3. You recently paid a visit to Walker Books HQ for a blogger event, how did you feel having to stand up in front of us all and pitch your book, The Dark Days Club, to us?
I always have some nerves when I speak in public, but not like I used to before I started teaching. I used to be a mess for three days before I gave a class—standing up in front of people and lecturing was my nightmare. In the end, however, I realized that my nerves were making everyone else uneasy and getting in the way of what I had to say. I decided to get over it and just enjoy myself. I’m not completely without nerves when I speak in public now, but they are just enough to keep me on my toes. I remember on the day of the Blogger event I had an awful cold, so my main worry was that I didn’t sneeze and cough over everyone!
4. From the blogger event we got to hear more about The Dark Days Club. Can you share with my readers your inspiration behind this book?
I actually got the idea for the series on a tram in Melbourne. I was coming home from a writers’ conference where I had attended a session on “Researching the Regency”. I have always loved the Regency era – I’m a big fan of Jane Austen and Georgette Heyer – but I had it fixed in my mind that the research would be a bit out of my league. However, the session had made me realize that I could, in fact, do it. So, with that revelation buzzing through me, I got on the tram, stared out of the window and started to think about the kind of Regency novel that I would like to read now. The answer came very quickly and clearly: Georgette Heyer goes demon hunting; Pride and Prejudice meets Buffy! I grabbed a pen and paper and started writing. By the time the tram got to my stop, I had the outline of The Dark Days Club.
5. Last but not least, who were/are your favourite authors, either growing up, present day, or both?

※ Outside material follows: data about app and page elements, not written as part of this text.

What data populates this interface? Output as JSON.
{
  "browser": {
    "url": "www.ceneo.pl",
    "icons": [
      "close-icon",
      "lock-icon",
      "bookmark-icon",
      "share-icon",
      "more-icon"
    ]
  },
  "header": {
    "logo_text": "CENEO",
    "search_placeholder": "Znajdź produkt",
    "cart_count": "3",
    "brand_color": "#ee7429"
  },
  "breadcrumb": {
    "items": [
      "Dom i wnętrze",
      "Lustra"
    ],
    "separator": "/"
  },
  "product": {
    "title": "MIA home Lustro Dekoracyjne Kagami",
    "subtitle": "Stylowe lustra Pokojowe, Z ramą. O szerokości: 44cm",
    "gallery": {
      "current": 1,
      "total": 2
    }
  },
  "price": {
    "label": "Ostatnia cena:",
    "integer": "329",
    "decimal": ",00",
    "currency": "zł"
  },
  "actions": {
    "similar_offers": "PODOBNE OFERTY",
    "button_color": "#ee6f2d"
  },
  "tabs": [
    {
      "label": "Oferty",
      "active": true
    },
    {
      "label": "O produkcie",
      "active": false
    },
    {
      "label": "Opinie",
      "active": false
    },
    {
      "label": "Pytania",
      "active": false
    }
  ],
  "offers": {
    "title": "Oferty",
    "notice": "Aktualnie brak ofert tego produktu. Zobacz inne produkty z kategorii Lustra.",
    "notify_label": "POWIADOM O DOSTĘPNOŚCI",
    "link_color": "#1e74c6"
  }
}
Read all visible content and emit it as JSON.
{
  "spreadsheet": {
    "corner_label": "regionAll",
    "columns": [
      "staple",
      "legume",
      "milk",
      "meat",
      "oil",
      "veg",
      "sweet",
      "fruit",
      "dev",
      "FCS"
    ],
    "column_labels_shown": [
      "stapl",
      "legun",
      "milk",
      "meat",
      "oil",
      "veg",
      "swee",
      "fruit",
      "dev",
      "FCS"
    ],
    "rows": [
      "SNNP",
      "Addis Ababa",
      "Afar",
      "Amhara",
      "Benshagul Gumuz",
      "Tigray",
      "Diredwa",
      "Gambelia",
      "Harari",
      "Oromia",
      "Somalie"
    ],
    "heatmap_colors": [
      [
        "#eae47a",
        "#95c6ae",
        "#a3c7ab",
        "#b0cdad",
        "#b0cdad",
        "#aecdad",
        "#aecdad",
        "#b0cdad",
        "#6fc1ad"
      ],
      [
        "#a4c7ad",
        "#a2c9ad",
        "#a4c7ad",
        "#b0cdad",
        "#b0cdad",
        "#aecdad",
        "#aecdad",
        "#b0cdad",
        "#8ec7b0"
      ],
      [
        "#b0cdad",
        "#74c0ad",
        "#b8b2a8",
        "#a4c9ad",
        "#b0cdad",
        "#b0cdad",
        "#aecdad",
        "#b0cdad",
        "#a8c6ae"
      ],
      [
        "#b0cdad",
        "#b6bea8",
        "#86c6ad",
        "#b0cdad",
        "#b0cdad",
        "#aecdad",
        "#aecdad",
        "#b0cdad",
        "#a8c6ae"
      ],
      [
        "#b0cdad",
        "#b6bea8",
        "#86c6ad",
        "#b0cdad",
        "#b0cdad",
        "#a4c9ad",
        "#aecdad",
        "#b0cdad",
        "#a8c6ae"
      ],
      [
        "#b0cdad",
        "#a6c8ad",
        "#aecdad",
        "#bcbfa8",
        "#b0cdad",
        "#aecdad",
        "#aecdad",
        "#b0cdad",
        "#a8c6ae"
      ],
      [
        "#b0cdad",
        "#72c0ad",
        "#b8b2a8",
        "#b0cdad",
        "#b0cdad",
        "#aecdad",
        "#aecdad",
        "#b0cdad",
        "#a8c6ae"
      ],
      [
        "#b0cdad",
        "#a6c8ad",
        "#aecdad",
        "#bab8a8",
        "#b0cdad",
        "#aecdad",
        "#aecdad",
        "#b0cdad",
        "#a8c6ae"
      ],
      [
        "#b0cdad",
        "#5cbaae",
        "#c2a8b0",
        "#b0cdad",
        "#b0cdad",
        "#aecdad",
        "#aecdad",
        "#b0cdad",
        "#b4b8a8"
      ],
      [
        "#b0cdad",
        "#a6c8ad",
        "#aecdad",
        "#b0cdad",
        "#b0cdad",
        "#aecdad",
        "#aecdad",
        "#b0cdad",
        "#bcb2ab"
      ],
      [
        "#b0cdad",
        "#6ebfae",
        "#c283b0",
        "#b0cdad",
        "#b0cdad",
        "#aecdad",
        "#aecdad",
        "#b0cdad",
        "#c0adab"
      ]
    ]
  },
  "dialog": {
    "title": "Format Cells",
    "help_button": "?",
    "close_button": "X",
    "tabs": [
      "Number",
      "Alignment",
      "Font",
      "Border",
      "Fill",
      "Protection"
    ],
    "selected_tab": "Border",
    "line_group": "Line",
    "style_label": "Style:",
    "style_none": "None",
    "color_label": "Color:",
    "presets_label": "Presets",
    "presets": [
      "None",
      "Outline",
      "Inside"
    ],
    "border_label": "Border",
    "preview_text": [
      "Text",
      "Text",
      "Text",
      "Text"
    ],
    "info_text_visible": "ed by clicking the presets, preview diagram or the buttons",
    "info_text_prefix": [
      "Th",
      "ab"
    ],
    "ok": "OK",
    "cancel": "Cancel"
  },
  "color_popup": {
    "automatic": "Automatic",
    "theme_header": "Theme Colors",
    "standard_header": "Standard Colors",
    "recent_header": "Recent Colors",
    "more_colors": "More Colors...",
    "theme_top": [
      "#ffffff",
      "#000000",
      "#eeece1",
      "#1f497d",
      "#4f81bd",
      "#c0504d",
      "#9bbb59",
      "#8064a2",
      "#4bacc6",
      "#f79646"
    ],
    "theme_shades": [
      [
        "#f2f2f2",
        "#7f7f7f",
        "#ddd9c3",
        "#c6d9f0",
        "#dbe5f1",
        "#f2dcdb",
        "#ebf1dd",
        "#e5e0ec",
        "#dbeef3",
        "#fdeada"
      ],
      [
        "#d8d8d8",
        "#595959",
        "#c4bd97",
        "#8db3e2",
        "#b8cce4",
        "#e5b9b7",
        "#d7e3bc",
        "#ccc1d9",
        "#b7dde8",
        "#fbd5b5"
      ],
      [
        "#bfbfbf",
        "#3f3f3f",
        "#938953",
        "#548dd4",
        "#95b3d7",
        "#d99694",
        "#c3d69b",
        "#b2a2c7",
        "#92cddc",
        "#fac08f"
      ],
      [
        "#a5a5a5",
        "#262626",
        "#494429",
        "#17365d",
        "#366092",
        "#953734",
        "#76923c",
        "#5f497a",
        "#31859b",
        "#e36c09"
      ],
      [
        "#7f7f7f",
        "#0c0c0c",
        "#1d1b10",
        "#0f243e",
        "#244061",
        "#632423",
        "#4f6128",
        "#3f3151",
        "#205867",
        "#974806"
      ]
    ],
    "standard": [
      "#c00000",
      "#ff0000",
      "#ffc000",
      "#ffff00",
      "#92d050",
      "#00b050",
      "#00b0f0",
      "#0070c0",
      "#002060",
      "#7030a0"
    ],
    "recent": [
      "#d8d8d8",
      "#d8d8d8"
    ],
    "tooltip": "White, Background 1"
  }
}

When I was growing up, some of my favourite authors were L.M. Montgomery (particularly the Anne series), Georgette Heyer, Anne McCaffrey, Jane Austen, Roberta Gellis, Robert Ludlum (the Bourne series), and S.E. Hinton. Present day authors include Garth Nix, Diana Gabaldon, Ben Aaronovitch, and Lincoln Preston.